What you should do: Return the entire listing exactly, leaving nothing out.

Supplied records:
= = = = = = =

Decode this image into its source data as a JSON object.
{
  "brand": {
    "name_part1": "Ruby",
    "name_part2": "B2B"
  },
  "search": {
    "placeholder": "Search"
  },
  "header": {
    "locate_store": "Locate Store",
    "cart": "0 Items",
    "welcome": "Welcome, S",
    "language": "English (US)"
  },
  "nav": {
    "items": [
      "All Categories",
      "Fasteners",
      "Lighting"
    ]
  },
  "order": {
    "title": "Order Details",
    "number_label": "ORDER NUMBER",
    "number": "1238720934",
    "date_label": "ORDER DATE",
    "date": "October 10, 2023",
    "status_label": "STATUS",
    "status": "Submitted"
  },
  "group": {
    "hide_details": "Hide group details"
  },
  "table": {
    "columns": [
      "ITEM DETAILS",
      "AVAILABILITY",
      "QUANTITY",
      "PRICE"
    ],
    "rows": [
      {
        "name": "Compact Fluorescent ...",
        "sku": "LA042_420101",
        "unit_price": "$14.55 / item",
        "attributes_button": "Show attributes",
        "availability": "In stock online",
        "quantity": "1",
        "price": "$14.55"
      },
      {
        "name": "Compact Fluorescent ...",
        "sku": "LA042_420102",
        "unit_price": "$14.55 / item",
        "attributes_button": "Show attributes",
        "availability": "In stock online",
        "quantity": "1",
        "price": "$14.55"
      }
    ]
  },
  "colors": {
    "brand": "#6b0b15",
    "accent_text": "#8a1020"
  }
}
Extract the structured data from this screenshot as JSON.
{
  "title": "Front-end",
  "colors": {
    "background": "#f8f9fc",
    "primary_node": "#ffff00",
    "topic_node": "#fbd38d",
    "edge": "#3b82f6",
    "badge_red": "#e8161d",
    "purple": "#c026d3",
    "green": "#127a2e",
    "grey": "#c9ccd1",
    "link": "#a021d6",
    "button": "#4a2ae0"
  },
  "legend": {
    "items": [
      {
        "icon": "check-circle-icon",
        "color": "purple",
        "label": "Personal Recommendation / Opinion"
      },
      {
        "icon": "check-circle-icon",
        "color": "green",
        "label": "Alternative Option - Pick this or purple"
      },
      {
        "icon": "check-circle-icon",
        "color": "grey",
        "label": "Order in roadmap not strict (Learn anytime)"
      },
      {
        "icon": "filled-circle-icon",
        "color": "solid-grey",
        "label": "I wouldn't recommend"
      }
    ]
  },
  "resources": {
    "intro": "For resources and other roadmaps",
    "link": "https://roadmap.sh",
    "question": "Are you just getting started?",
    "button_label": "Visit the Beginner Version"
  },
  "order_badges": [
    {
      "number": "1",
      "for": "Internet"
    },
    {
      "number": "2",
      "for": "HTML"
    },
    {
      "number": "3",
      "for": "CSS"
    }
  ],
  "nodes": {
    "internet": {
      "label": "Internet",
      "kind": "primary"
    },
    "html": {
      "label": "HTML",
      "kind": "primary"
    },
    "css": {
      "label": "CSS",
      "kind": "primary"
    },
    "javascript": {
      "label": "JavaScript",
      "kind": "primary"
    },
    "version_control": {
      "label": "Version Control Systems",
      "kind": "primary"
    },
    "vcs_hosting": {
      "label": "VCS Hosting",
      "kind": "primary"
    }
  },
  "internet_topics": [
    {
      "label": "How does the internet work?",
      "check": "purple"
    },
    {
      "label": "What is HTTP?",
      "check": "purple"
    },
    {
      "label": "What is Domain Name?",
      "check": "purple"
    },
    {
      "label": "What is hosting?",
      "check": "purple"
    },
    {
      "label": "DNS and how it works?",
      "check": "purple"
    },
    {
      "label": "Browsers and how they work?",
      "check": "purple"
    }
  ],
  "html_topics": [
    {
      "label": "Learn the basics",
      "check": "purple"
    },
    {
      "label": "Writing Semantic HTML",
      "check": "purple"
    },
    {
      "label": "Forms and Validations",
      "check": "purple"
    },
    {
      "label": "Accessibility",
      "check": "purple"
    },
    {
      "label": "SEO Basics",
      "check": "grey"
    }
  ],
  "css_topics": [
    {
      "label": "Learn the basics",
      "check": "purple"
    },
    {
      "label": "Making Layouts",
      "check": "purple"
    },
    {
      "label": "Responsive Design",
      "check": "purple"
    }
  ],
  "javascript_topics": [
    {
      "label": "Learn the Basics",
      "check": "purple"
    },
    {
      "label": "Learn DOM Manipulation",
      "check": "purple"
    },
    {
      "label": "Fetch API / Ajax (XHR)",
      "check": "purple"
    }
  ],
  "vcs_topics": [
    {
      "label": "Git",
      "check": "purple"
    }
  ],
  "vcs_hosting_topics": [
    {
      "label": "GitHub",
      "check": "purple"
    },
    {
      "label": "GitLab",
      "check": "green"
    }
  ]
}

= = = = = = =

Response to this task:
Decode this image into its source data as a JSON object.
{
  "brand": {
    "name_part1": "Ruby",
    "name_part2": "B2B"
  },
  "search": {
    "placeholder": "Search"
  },
  "header": {
    "locate_store": "Locate Store",
    "cart": "0 Items",
    "welcome": "Welcome, S",
    "language": "English (US)"
  },
  "nav": {
    "items": [
      "All Categories",
      "Fasteners",
      "Lighting"
    ]
  },
  "order": {
    "title": "Order Details",
    "number_label": "ORDER NUMBER",
    "number": "1238720934",
    "date_label": "ORDER DATE",
    "date": "October 10, 2023",
    "status_label": "STATUS",
    "status": "Submitted"
  },
  "group": {
    "hide_details": "Hide group details"
  },
  "table": {
    "columns": [
      "ITEM DETAILS",
      "AVAILABILITY",
      "QUANTITY",
      "PRICE"
    ],
    "rows": [
      {
        "name": "Compact Fluorescent ...",
        "sku": "LA042_420101",
        "unit_price": "$14.55 / item",
        "attributes_button": "Show attributes",
        "availability": "In stock online",
        "quantity": "1",
        "price": "$14.55"
      },
      {
        "name": "Compact Fluorescent ...",
        "sku": "LA042_420102",
        "unit_price": "$14.55 / item",
        "attributes_button": "Show attributes",
        "availability": "In stock online",
        "quantity": "1",
        "price": "$14.55"
      }
    ]
  },
  "colors": {
    "brand": "#6b0b15",
    "accent_text": "#8a1020"
  }
}
Extract the structured data from this screenshot as JSON.
{
  "title": "Front-end",
  "colors": {
    "background": "#f8f9fc",
    "primary_node": "#ffff00",
    "topic_node": "#fbd38d",
    "edge": "#3b82f6",
    "badge_red": "#e8161d",
    "purple": "#c026d3",
    "green": "#127a2e",
    "grey": "#c9ccd1",
    "link": "#a021d6",
    "button": "#4a2ae0"
  },
  "legend": {
    "items": [
      {
        "icon": "check-circle-icon",
        "color": "purple",
        "label": "Personal Recommendation / Opinion"
      },
      {
        "icon": "check-circle-icon",
        "color": "green",
        "label": "Alternative Option - Pick this or purple"
      },
      {
        "icon": "check-circle-icon",
        "color": "grey",
        "label": "Order in roadmap not strict (Learn anytime)"
      },
      {
        "icon": "filled-circle-icon",
        "color": "solid-grey",
        "label": "I wouldn't recommend"
      }
    ]
  },
  "resources": {
    "intro": "For resources and other roadmaps",
    "link": "https://roadmap.sh",
    "question": "Are you just getting started?",
    "button_label": "Visit the Beginner Version"
  },
  "order_badges": [
    {
      "number": "1",
      "for": "Internet"
    },
    {
      "number": "2",
      "for": "HTML"
    },
    {
      "number": "3",
      "for": "CSS"
    }
  ],
  "nodes": {
    "internet": {
      "label": "Internet",
      "kind": "primary"
    },
    "html": {
      "label": "HTML",
      "kind": "primary"
    },
    "css": {
      "label": "CSS",
      "kind": "primary"
    },
    "javascript": {
      "label": "JavaScript",
      "kind": "primary"
    },
    "version_control": {
      "label": "Version Control Systems",
      "kind": "primary"
    },
    "vcs_hosting": {
      "label": "VCS Hosting",
      "kind": "primary"
    }
  },
  "internet_topics": [
    {
      "label": "How does the internet work?",
      "check": "purple"
    },
    {
      "label": "What is HTTP?",
      "check": "purple"
    },
    {
      "label": "What is Domain Name?",
      "check": "purple"
    },
    {
      "label": "What is hosting?",
      "check": "purple"
    },
    {
      "label": "DNS and how it works?",
      "check": "purple"
    },
    {
      "label": "Browsers and how they work?",
      "check": "purple"
    }
  ],
  "html_topics": [
    {
      "label": "Learn the basics",
      "check": "purple"
    },
    {
      "label": "Writing Semantic HTML",
      "check": "purple"
    },
    {
      "label": "Forms and Validations",
      "check": "purple"
    },
    {
      "label": "Accessibility",
      "check": "purple"
    },
    {
      "label": "SEO Basics",
      "check": "grey"
    }
  ],
  "css_topics": [
    {
      "label": "Learn the basics",
      "check": "purple"
    },
    {
      "label": "Making Layouts",
      "check": "purple"
    },
    {
      "label": "Responsive Design",
      "check": "purple"
    }
  ],
  "javascript_topics": [
    {
      "label": "Learn the Basics",
      "check": "purple"
    },
    {
      "label": "Learn DOM Manipulation",
      "check": "purple"
    },
    {
      "label": "Fetch API / Ajax (XHR)",
      "check": "purple"
    }
  ],
  "vcs_topics": [
    {
      "label": "Git",
      "check": "purple"
    }
  ],
  "vcs_hosting_topics": [
    {
      "label": "GitHub",
      "check": "purple"
    },
    {
      "label": "GitLab",
      "check": "green"
    }
  ]
}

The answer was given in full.